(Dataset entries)
----------------------------------------

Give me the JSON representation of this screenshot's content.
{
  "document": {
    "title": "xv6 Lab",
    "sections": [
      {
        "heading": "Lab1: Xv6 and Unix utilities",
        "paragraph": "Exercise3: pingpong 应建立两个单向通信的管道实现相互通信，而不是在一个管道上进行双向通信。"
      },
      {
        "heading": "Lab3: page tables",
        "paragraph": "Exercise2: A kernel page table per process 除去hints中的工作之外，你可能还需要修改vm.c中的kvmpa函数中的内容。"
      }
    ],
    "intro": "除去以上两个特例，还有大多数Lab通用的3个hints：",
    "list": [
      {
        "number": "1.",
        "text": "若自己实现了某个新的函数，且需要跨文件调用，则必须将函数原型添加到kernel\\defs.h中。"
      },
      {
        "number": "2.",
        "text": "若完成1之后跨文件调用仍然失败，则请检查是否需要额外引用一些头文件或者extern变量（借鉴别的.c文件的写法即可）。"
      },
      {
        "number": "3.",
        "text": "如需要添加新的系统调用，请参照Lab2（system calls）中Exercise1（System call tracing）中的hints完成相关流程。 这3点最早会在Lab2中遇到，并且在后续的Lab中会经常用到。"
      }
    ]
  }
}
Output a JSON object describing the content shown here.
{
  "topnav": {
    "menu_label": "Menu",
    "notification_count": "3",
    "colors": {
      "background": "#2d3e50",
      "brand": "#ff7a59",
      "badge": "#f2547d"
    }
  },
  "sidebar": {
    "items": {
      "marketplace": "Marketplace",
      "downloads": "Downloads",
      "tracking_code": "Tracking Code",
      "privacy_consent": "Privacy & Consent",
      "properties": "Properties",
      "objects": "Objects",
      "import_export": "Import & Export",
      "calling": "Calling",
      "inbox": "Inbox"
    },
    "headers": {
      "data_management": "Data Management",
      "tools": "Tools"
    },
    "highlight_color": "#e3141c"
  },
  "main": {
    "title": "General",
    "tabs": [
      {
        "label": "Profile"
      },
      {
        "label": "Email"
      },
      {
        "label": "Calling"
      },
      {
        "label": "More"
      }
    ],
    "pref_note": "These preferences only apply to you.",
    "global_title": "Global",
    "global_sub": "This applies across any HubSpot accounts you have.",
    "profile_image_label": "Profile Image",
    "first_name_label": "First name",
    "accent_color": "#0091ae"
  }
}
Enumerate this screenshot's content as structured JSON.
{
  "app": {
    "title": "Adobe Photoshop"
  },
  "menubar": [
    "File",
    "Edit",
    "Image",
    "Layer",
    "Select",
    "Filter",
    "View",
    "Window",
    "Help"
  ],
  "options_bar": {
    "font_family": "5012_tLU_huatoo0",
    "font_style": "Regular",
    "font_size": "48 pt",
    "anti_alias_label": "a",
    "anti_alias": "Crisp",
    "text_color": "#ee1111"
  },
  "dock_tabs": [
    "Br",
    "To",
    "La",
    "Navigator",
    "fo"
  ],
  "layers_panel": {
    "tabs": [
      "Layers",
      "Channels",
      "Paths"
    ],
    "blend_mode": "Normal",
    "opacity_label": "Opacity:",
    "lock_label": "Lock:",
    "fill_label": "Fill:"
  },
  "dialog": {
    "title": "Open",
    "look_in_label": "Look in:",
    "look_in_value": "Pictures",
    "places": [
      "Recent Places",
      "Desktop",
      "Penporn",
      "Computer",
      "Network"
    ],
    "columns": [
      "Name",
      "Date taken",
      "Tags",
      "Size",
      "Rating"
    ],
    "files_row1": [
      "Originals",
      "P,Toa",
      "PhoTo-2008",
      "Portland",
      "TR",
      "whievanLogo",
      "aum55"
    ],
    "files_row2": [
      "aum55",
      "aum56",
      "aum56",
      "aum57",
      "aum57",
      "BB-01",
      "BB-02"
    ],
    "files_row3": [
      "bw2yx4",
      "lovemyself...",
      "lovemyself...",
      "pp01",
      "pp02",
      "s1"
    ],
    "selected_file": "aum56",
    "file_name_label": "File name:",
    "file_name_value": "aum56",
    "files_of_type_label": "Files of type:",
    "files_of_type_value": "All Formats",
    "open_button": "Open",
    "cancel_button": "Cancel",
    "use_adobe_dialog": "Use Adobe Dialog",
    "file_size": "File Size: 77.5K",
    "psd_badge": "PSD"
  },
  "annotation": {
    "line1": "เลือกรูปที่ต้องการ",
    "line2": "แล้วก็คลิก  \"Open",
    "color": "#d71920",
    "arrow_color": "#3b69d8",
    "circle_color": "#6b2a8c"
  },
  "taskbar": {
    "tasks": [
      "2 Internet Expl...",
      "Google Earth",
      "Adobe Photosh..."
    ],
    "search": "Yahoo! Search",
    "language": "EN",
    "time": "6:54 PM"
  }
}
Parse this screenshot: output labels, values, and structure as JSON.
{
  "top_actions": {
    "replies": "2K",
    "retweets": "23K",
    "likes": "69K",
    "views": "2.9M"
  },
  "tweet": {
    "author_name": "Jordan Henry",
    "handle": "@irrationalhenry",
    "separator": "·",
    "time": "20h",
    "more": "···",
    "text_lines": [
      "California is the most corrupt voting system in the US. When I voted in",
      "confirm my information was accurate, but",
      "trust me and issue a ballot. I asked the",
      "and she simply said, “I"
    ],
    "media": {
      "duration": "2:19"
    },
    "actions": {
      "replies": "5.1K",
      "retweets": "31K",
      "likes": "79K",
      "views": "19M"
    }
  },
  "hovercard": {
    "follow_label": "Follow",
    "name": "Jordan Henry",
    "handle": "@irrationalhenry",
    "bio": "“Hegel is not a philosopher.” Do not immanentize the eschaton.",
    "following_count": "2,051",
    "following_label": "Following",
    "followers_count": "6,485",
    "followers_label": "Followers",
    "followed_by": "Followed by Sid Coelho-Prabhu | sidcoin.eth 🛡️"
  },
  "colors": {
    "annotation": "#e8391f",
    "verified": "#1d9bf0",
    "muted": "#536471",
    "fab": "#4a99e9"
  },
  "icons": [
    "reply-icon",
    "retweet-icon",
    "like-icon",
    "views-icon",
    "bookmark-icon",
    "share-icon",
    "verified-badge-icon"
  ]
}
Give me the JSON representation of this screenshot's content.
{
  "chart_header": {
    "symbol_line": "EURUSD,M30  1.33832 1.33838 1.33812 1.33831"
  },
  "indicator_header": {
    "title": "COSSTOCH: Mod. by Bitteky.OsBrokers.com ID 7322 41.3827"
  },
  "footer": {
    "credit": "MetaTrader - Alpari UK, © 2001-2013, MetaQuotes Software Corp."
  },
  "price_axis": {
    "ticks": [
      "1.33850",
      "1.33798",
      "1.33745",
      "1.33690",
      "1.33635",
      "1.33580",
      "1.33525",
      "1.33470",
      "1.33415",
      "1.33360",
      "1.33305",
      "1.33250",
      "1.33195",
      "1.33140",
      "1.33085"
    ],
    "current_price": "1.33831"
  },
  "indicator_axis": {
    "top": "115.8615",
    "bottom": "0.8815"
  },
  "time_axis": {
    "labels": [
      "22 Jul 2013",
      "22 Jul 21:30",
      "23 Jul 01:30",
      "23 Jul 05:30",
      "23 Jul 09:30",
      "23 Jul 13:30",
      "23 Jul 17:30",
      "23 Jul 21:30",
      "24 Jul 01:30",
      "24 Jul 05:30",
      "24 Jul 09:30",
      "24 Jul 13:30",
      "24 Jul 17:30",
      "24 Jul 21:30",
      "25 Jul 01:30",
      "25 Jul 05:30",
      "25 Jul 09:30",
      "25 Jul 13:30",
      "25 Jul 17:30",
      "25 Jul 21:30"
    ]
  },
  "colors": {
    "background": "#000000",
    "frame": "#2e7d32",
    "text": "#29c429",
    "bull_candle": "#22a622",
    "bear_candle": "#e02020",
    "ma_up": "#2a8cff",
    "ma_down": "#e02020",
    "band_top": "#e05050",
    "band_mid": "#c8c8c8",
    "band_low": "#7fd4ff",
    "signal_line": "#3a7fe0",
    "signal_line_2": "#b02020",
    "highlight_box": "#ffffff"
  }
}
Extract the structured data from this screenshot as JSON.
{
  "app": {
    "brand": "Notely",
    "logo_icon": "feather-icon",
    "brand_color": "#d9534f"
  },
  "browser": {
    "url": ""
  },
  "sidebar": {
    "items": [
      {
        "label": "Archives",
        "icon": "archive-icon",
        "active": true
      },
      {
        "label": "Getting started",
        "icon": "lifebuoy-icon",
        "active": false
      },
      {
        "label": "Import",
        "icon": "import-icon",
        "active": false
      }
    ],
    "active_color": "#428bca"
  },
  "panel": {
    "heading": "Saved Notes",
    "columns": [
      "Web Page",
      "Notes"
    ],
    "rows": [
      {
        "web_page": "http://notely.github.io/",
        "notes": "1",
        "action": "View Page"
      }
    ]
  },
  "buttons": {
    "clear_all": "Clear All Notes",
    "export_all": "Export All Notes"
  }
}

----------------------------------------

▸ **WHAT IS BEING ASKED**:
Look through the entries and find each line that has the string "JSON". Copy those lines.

▸ **RESPONSE BOX**:
Give me the JSON representation of this screenshot's content.
Output a JSON object describing the content shown here.
Enumerate this screenshot's content as structured JSON.
Parse this screenshot: output labels, values, and structure as JSON.
Give me the JSON representation of this screenshot's content.
Extract the structured data from this screenshot as JSON.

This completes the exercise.